As open and accepting as we may strive to be, for many of us criticism creeps into our consciousness on a daily basis. Whether it’s aimed at our friends, family, the lady on the bus who I can’t believe is wearing that dress or–most commonly–ourselves, our critical gaze casts a wide net, and it can be a destructive force.
Excessive self-criticism can start at an early age, generally manifesting through overly critical parents and teachers. This leads to a bevy of negative feelings and leaves children with unrealistic and unachievable high standards. For those of us who suffer from these inflated sense of ideals, strong feelings of shame and depression can follow when these standards are ultimately not met.
Self criticism can be harmful
Deprecative self-criticism can not only wreak havoc on our personal sense of wellbeing, it can also incur more tangible affects in our day-to-day lives. In a 2019 paper by Turkish professor Esin Özer titled The Impact of Core Self-evaluation on Self-criticism, it was found that “Individuals with high levels of self-criticism are less consistent in achieving goals and experience more negative affections”. This means that an overly critical mind will spend more time overthinking outcomes, or dwelling in self-doubt, and will be less likely to fulfil tasks and finish projects. From this we can see an unfortunate cycle of criticism and failure occurring.
How to overcome self criticism
Despite these findings, it’s healthy to remember that self-criticism is part of being human. To fully deny it is similar to suppressing our feelings – a damaging practice which can lead to all kinds of toxic outcomes down the line. Instead of outright disowning your critiques and inward looks, perhaps try to harness and compartmentalise the truths you find. Once we address our critical thoughts, we may find some which, even if hard to face, are necessary to make changes in our continued growth.
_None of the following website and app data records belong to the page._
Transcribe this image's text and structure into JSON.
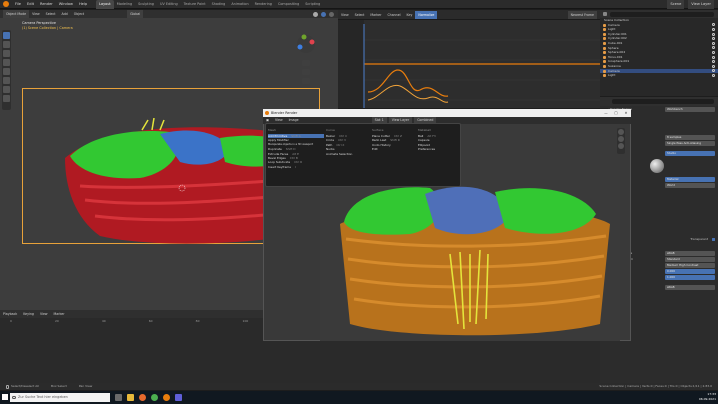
{
  "menubar": {
    "menus": [
      "File",
      "Edit",
      "Render",
      "Window",
      "Help"
    ],
    "workspaces": [
      "Layout",
      "Modeling",
      "Sculpting",
      "UV Editing",
      "Texture Paint",
      "Shading",
      "Animation",
      "Rendering",
      "Compositing",
      "Scripting"
    ],
    "active_workspace": "Layout",
    "scene": "Scene",
    "view_layer": "View Layer"
  },
  "viewport": {
    "mode": "Object Mode",
    "menus": [
      "View",
      "Select",
      "Add",
      "Object"
    ],
    "orientation": "Global",
    "overlay_title": "Camera Perspective",
    "overlay_subtitle": "(1) Scene Collection | Camera"
  },
  "graph_editor": {
    "menus": [
      "View",
      "Select",
      "Marker",
      "Channel",
      "Key"
    ],
    "mode": "Normalize",
    "pivot": "Nearest Frame"
  },
  "outliner": {
    "title": "Scene Collection",
    "items": [
      {
        "label": "Camera",
        "selected": false
      },
      {
        "label": "Light",
        "selected": false
      },
      {
        "label": "Cylinder.001",
        "selected": false
      },
      {
        "label": "Cylinder.002",
        "selected": false
      },
      {
        "label": "Cube.001",
        "selected": false
      },
      {
        "label": "Sphere",
        "selected": false
      },
      {
        "label": "Sphere.002",
        "selected": false
      },
      {
        "label": "Torus.001",
        "selected": false
      },
      {
        "label": "Icosphere.001",
        "selected": false
      },
      {
        "label": "Suzanne",
        "selected": false
      },
      {
        "label": "Camera",
        "selected": true
      },
      {
        "label": "Light",
        "selected": false
      }
    ]
  },
  "properties": {
    "render_engine_label": "Render Engine",
    "render_engine": "Workbench",
    "rows": [
      {
        "label": "Sampling",
        "value": "8 samples"
      },
      {
        "label": "Viewport",
        "value": "Single Pass Anti-Aliasing"
      },
      {
        "label": "Lighting",
        "value": "Studio"
      },
      {
        "label": "Color",
        "value": "Material"
      },
      {
        "label": "Background",
        "value": "World"
      },
      {
        "label": "Options",
        "value": ""
      },
      {
        "label": "Transparent",
        "value": ""
      },
      {
        "label": "Display Device",
        "value": "sRGB"
      },
      {
        "label": "View Transform",
        "value": "Standard"
      },
      {
        "label": "Look",
        "value": "Medium High Contrast"
      },
      {
        "label": "Exposure",
        "value": "0.000"
      },
      {
        "label": "Gamma",
        "value": "1.000"
      },
      {
        "label": "Sequencer",
        "value": "sRGB"
      }
    ],
    "panel_use_curves": "Use Curves"
  },
  "timeline": {
    "menus": [
      "Playback",
      "Keying",
      "View",
      "Marker"
    ],
    "frames": [
      "0",
      "20",
      "40",
      "60",
      "80",
      "100",
      "120",
      "140",
      "160",
      "180",
      "200",
      "220",
      "240"
    ]
  },
  "status": {
    "left": "Select/Deselect All",
    "middle": "Box Select",
    "middle2": "Pan View",
    "right": "Scene Collection | Camera | Verts:0 | Faces:0 | Tris:0 | Objects:1/11 | 2.83.0"
  },
  "render_window": {
    "title": "Blender Render",
    "menus": [
      "View",
      "Image"
    ],
    "slot": "Slot 1",
    "layer": "View Layer",
    "pass": "Combined"
  },
  "add_menu": {
    "columns": [
      {
        "header": "Mesh",
        "items": [
          {
            "label": "Add Primitive",
            "shortcut": "Shift A",
            "highlighted": true
          },
          {
            "label": "Apply Modifier",
            "shortcut": ""
          },
          {
            "label": "Manipulate objects in a 3D viewport",
            "shortcut": ""
          },
          {
            "label": "Duplicate",
            "shortcut": "Shift D"
          },
          {
            "label": "Extrude Faces",
            "shortcut": "Alt E"
          },
          {
            "label": "Bevel Edges",
            "shortcut": "Ctrl B"
          },
          {
            "label": "Loop Subdivide",
            "shortcut": "Ctrl R"
          },
          {
            "label": "Insert Keyframe",
            "shortcut": "I"
          }
        ]
      },
      {
        "header": "Curve",
        "items": [
          {
            "label": "Bezier",
            "shortcut": "Ctrl C"
          },
          {
            "label": "Circle",
            "shortcut": "Ctrl V"
          },
          {
            "label": "Path",
            "shortcut": "Ctrl X"
          },
          {
            "label": "Nurbs",
            "shortcut": ""
          },
          {
            "label": "Animate Selection",
            "shortcut": ""
          }
        ]
      },
      {
        "header": "Surface",
        "items": [
          {
            "label": "Plane Cutter",
            "shortcut": "Ctrl Z"
          },
          {
            "label": "Redo Last",
            "shortcut": "Shift R"
          },
          {
            "label": "Undo History",
            "shortcut": ""
          },
          {
            "label": "Edit",
            "shortcut": ""
          }
        ]
      },
      {
        "header": "Metaball",
        "items": [
          {
            "label": "Ball",
            "shortcut": "Alt F3"
          },
          {
            "label": "Capsule",
            "shortcut": ""
          },
          {
            "label": "Ellipsoid",
            "shortcut": ""
          },
          {
            "label": "Preferences",
            "shortcut": ""
          }
        ]
      }
    ]
  },
  "taskbar": {
    "search_placeholder": "Zur Suche Text hier eingeben",
    "time": "17:33",
    "date": "06.09.2021"
  }
}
Potentially useful critical thoughts could include things like:
- “I spend too long on my phone”
- “I get angry and retaliate very easily”
- “I never finish anything I start”
We can investigate these thoughts and use them to work on ourselves if we feel we need to.
From here we can also recognise negative thoughts like:
- “I’ll never be able to learn that”
- “They won’t like me”
- “What I made isn’t good enough”
Once we take a more holistic approach to our critical eye, these niggling thoughts we may have can be seen as just that – little doubts and insecurities that we all face, but ones which aren’t worth our time and can be left on the bus with our friend in the fantastic dress.